There has been much talk lately about social innovation and scale, especially with the recent launch of the eponymous White House Fund to scale “what works.” But more attention has been paid to the social innovations themselves (i.e. interesting programs or organizations), than to innovative approaches in how to scale. At Monitor Institute, where I now work, we are particularly interested in the latter—including more networked approaches to scale, rather than traditional organizational growth.

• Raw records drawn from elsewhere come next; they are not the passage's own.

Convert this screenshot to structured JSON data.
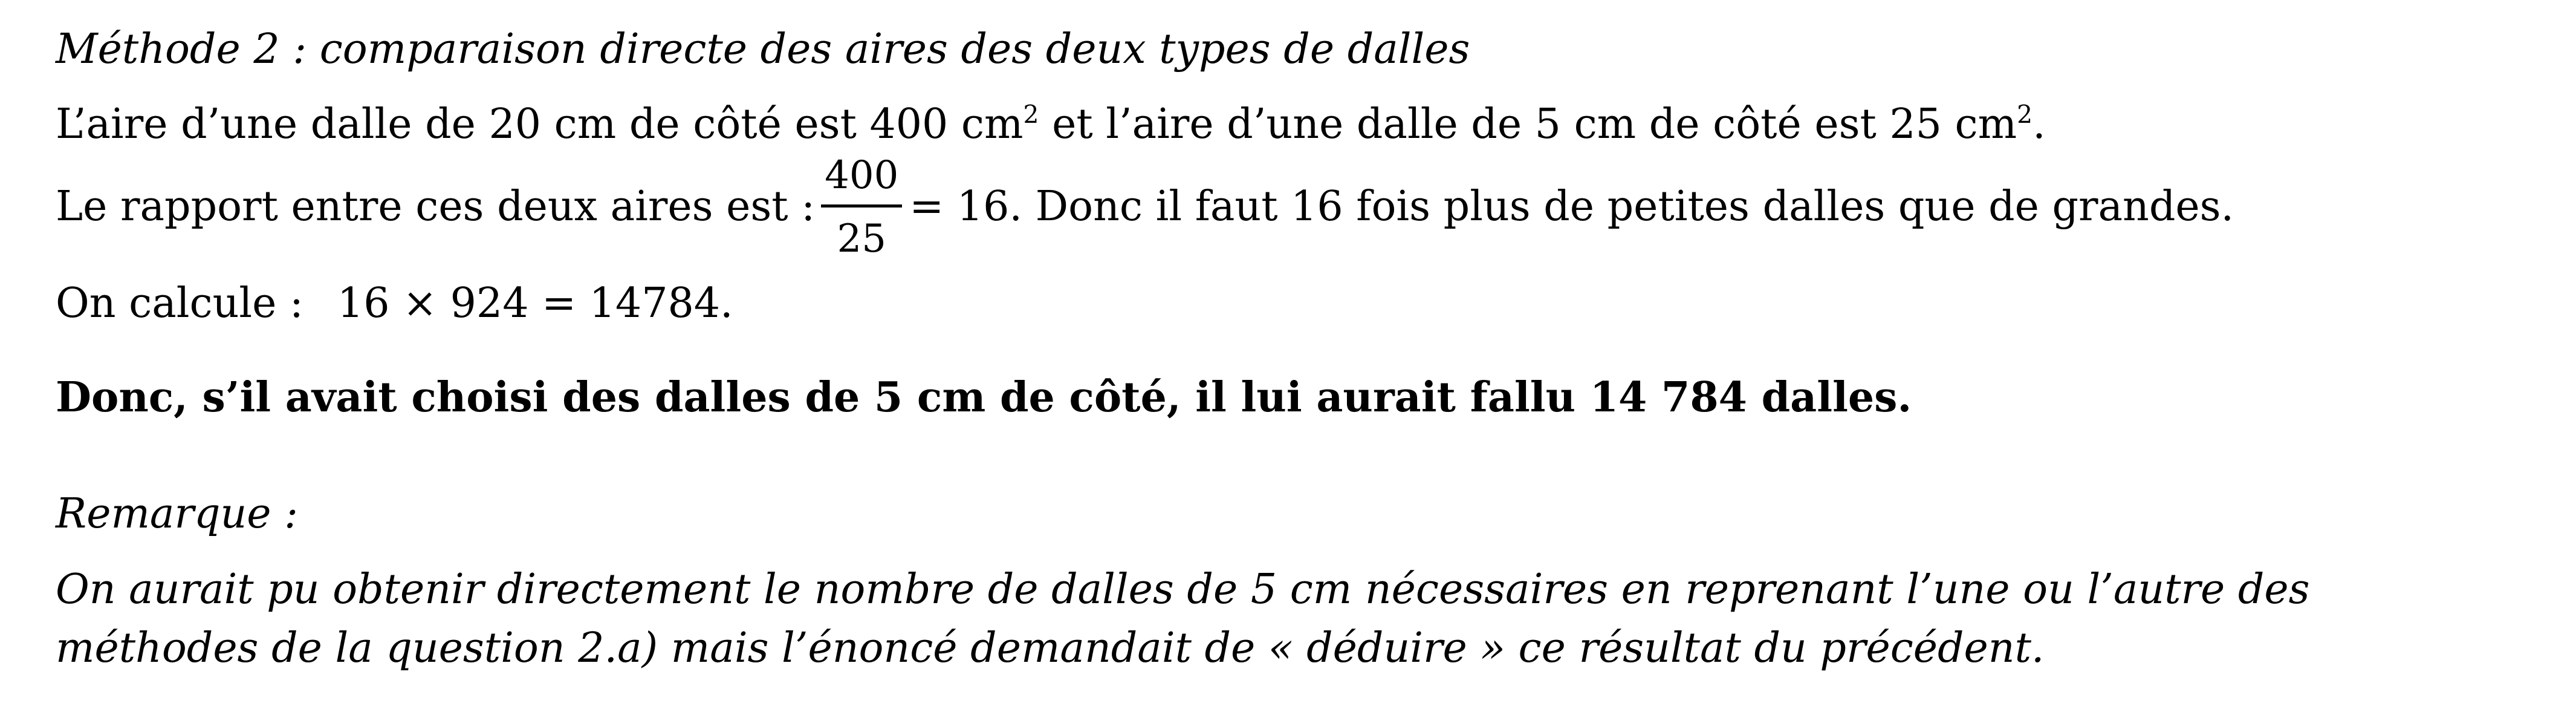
{
  "title": "Méthode 2 : comparaison directe des aires des deux types de dalles",
  "line_areas": {
    "part1": "L’aire d’une dalle de 20 cm de côté est 400 cm",
    "sup1": "2",
    "part2": " et l’aire d’une dalle de 5 cm de côté est 25 cm",
    "sup2": "2",
    "part3": "."
  },
  "line_ratio": {
    "before": "Le rapport entre ces deux aires est :",
    "numerator": "400",
    "denominator": "25",
    "after": "= 16. Donc il faut 16 fois plus de petites dalles que de grandes."
  },
  "line_calc": {
    "label": "On calcule :",
    "expression": "16 × 924 = 14784."
  },
  "conclusion": "Donc, s’il avait choisi des dalles de 5 cm de côté, il lui aurait fallu 14 784 dalles.",
  "remark": {
    "heading": "Remarque :",
    "line1": "On aurait pu obtenir directement le nombre de dalles de 5 cm nécessaires en reprenant l’une ou l’autre des",
    "line2": "méthodes de la question 2.a) mais l’énoncé demandait de « déduire » ce résultat du précédent."
  }
}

In our recent SSIR article, Working Wikily, you’ll find many examples of how nonprofits have used online and offline networks to scale their social impact.
So when we were asked last winter by the award-winning nonprofit KaBOOM! to help document how it has used online tools to scale its offline program model, we jumped at the chance. (KaBOOM! is a national nonprofit dedicated to saving play through engaging communities; creating dialogue; and providing tools, training and resources to build playgrounds across the United States.)
We spent several months studying KaBOOM!’s innovative approach to extract its lessons learned. The results are now published in a new case study called “Breaking New Ground: Using the Internet to Scale,” by Katherine Fulton and myself. Instead of taking a traditional nonprofit approach to growth or program replication, KaBOOM! has used the Internet to disseminate its model, empowering local communities to self-organize to build their own playgrounds. While the idea of giving away a nonprofit model itself isn’t new, KaBOOM! is one of the first nonprofits to take this approach online.
And the results have been impressive. Through a suite of online tools—including a social networking site, online training, codified do-it-yourself content, and a Google Map mashup—KaBOOM! has empowered more than 6,000 thousand communities to self-organize and build local playgrounds in the past few years (far more than the 1,700 it has built directly in 15 years). In so doing, it has had more impact for less cost. In 2009, a dollar spent by the organization on online tools helped to improve 10 times as many neighborhoods as a dollar spent more directly on playground equipment.
With assistance from KaBOOM! and input from several social media experts, we identified seven key lessons for nonprofits that want to use the Internet to evangelize their program model and increase their offline impact. To read these “lessons learned,” please download the case study.
While this approach hasn’t been without its challenges—the most significant of which has been finding a sustainable business model to support the online efforts—it has proven to be an effective way for KaBOOM! to scale its impact dramatically in a relatively short period of time.
What other examples have you seen of nonprofits using online platforms to disseminate real-world program models and encourage offline action?